  • (cricket) A shot played by holding the bat vertically in the path of the ball, so that it loses momentum and drops to the ground.
  • (volleyball) A defensive play by one or more players meant to deflect a spiked ball back to the hitter’s court.
  • (philately) A joined group of four (or in some cases nine) postage stamps, forming a roughly square shape.
  • A section of split logs used as fuel.
  • (UK) Solitary confinement.
  • A cellblock.
  • (falconry) The perch on which a bird of prey is kept.
  • (printing, dated) A piece of hard wood on which a stereotype or electrotype plate is mounted.
  • (obsolete) A blockhead; a stupid fellow; a dolt.
  • * Shakespeare
  • What a block art thou!
  • A section of a railroad where the block system is used.
  • Synonyms

    * See also * city block

    Derived terms

    ; cuboid * * * * ; group of buildings * * * * * ; computing * ; distance * ; cutting base * * ; prevent passage * * * * * * ; rigging * * ; human head * * * ; volleyball * * * ; miscellaneous * * * * *


    * (volleyball) stuff, roof, wall

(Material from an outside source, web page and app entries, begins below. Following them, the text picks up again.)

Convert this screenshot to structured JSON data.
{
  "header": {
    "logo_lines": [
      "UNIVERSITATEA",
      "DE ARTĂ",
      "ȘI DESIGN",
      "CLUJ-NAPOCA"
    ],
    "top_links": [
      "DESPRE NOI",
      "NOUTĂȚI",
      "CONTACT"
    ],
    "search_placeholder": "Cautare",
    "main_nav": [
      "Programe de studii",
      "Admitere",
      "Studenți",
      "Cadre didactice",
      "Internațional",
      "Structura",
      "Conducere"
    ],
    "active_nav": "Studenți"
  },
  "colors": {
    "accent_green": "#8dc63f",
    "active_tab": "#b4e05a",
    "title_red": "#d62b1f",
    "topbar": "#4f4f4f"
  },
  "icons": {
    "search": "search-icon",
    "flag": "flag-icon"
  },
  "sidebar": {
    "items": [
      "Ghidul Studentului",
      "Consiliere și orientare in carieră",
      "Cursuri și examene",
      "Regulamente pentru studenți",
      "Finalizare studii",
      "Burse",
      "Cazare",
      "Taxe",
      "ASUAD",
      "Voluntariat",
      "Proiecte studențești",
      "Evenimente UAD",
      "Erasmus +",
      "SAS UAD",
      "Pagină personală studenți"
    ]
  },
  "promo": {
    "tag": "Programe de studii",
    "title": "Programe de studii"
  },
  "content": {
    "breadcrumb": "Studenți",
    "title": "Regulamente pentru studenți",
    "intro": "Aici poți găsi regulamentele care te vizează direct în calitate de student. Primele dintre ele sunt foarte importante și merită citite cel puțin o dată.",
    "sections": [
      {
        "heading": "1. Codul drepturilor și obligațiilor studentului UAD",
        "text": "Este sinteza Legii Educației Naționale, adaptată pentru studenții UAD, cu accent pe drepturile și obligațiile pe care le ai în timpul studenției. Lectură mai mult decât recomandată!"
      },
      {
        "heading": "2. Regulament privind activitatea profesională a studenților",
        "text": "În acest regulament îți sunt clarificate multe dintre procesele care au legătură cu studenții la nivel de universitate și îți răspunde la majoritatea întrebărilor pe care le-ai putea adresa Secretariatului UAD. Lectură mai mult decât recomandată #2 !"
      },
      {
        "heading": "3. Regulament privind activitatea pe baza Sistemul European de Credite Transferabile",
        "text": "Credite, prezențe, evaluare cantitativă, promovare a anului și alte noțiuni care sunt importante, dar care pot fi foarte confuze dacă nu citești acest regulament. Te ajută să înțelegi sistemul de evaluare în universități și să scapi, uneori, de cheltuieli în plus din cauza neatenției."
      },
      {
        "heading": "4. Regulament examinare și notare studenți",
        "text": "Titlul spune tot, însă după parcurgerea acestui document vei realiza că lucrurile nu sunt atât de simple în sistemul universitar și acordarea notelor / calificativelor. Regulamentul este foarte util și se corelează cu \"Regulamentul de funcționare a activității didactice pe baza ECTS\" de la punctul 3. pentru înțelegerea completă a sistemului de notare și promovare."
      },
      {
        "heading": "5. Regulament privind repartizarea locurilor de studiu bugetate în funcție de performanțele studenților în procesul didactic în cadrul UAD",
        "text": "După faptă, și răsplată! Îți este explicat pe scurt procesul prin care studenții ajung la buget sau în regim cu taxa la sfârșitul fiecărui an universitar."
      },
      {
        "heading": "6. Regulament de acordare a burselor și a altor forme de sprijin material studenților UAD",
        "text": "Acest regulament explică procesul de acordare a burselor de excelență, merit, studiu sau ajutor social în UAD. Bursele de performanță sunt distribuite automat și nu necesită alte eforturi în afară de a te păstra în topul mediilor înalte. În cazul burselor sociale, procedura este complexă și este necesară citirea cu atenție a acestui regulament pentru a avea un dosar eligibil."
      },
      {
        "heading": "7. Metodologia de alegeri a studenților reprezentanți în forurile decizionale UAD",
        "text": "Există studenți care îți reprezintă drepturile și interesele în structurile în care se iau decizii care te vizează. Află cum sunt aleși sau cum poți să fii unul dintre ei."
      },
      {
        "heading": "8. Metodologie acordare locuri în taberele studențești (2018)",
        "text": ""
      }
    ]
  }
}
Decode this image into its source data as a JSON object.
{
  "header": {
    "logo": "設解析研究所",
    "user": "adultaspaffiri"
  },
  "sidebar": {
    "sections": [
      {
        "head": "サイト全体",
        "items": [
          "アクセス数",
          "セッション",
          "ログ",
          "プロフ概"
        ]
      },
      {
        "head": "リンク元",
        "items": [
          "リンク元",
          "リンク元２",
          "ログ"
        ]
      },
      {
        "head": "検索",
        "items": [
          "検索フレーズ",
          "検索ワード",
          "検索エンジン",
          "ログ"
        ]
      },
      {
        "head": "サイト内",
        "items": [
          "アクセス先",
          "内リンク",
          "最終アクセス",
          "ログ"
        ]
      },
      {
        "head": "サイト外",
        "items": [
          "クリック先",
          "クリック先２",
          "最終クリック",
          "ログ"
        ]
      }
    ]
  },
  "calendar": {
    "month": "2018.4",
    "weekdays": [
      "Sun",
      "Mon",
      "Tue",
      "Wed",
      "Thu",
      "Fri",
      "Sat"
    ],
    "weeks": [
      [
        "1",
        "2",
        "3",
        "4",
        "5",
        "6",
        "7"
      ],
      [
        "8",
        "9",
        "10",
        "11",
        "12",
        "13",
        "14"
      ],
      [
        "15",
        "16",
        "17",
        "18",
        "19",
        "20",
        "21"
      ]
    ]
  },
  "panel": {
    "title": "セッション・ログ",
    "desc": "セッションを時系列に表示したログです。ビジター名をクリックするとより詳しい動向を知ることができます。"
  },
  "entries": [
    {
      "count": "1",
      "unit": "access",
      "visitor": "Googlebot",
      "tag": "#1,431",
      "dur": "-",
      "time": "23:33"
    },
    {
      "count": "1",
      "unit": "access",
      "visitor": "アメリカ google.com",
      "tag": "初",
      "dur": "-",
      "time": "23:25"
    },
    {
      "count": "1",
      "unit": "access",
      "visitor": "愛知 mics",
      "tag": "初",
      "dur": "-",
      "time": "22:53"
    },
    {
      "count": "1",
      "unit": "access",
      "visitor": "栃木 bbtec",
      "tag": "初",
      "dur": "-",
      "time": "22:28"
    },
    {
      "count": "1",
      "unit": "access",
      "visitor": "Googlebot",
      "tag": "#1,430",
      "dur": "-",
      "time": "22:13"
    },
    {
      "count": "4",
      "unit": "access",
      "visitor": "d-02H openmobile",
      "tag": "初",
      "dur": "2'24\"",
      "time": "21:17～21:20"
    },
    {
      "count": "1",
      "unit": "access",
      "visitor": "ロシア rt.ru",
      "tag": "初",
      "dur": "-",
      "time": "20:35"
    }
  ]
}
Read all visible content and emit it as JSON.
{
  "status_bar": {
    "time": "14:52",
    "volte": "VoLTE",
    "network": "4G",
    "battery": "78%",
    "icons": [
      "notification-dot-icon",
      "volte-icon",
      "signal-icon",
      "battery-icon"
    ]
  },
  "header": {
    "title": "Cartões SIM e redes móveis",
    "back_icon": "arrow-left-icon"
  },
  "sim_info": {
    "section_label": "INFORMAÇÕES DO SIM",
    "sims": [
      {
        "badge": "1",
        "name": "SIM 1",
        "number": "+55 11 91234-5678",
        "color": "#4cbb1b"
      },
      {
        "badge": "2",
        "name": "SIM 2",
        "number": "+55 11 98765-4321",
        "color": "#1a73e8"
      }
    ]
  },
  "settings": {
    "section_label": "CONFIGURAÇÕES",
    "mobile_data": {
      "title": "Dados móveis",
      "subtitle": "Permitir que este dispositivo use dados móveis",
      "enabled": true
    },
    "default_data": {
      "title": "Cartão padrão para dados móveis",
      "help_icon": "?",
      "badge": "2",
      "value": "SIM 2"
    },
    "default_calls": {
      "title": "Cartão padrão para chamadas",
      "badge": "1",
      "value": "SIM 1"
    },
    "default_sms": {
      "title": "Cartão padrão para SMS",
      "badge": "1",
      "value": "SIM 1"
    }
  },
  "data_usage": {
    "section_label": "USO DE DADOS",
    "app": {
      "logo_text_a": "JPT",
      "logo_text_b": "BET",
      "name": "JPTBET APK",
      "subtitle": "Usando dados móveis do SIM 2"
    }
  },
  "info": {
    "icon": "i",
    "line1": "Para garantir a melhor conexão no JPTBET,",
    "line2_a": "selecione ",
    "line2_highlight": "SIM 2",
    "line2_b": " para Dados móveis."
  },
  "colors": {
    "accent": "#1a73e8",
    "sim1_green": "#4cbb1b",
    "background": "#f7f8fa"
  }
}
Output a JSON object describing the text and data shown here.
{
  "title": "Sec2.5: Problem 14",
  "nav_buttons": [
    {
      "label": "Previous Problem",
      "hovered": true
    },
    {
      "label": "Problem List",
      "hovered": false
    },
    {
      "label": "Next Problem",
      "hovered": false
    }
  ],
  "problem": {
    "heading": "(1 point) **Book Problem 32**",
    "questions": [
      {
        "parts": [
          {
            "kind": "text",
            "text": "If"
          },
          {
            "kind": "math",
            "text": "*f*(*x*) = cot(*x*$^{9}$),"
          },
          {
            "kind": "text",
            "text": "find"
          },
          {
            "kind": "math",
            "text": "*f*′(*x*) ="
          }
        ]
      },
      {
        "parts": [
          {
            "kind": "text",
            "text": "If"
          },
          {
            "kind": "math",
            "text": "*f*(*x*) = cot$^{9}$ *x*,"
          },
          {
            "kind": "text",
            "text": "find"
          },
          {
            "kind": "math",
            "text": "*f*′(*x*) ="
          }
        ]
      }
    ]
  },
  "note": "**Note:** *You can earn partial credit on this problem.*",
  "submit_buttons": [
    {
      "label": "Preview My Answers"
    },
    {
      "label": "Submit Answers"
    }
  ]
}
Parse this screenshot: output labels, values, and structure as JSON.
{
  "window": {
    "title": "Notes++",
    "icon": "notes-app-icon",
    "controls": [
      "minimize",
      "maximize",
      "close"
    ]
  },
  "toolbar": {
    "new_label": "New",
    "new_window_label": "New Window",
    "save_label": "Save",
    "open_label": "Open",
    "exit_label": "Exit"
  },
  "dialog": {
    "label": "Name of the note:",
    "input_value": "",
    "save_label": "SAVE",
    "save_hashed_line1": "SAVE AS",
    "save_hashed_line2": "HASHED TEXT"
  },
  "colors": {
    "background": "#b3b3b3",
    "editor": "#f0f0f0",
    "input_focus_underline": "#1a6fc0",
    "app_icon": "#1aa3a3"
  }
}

    (en verb)
  • To fill (something) so that it is not possible to pass.
  • The pipe is blocked .
  • To prevent (something or someone) from passing.
  • You're blocking the road – I can't get through.
  • To prevent (something from happening or someone from doing something).
  • His plan to take over the business was blocked by the boss.
  • (sports) To impede an opponent.
  • He blocked the basketball player's shot.
    The offensive linemen tried to block the blitz.
  • (theater) To specify the positions and movements of the actors.
  • It was very difficult to block this scene convincingly.
  • (cricket) To hit with a block.
  • (cricket) To play a block shot.
  • To disable communication via telephone, instant messaging, etc., with an undesirable someone.
  • I tried to send you a message, but you've blocked me!
  • (computing) To wait.
  • When the condition expression is false, the thread blocks on the condition variable.
  • To stretch or mould (a knitted item, a hat, etc.) into the desired shape.
  • I blocked the mittens by wetting them and pinning them to a shaped piece of cardboard.




    (en noun)
  • The act of moving or revolving around, or as in a circle or orbit; a revolution; as, the periodical circuit of the earth around the sun.
  • The circumference of, or distance around, any space; the measure of a line around an area.
  • *
  • That which encircles anything, as a ring or crown.
  • *
  • The space enclosed within a circle, or within limits.
  • *
  • *
  • (electricity) Enclosed path of an electric current, usually designed for a certain function.
  • A regular or appointed journeying from place to place in the exercise of one's calling, as of a judge, or a preacher.
  • (legal) A certain division of a state or country, established by law for a judge or judges to visit, for the administration of justice.
  • (legal)
  • (Methodist Church) A district in which an itinerant preacher labors.
  • By analogy to the proceeding three, a set of theaters among which the same acts circulate; especially common in the heyday of vaudeville.
  • (obsolete) circumlocution
  • * Huloet
  • Thou hast used no circuit of words.


    (en verb)
  • (obsolete) To move in a circle; to go round; to circulate.
  • (obsolete) To travel around.
  • Having circuited the air.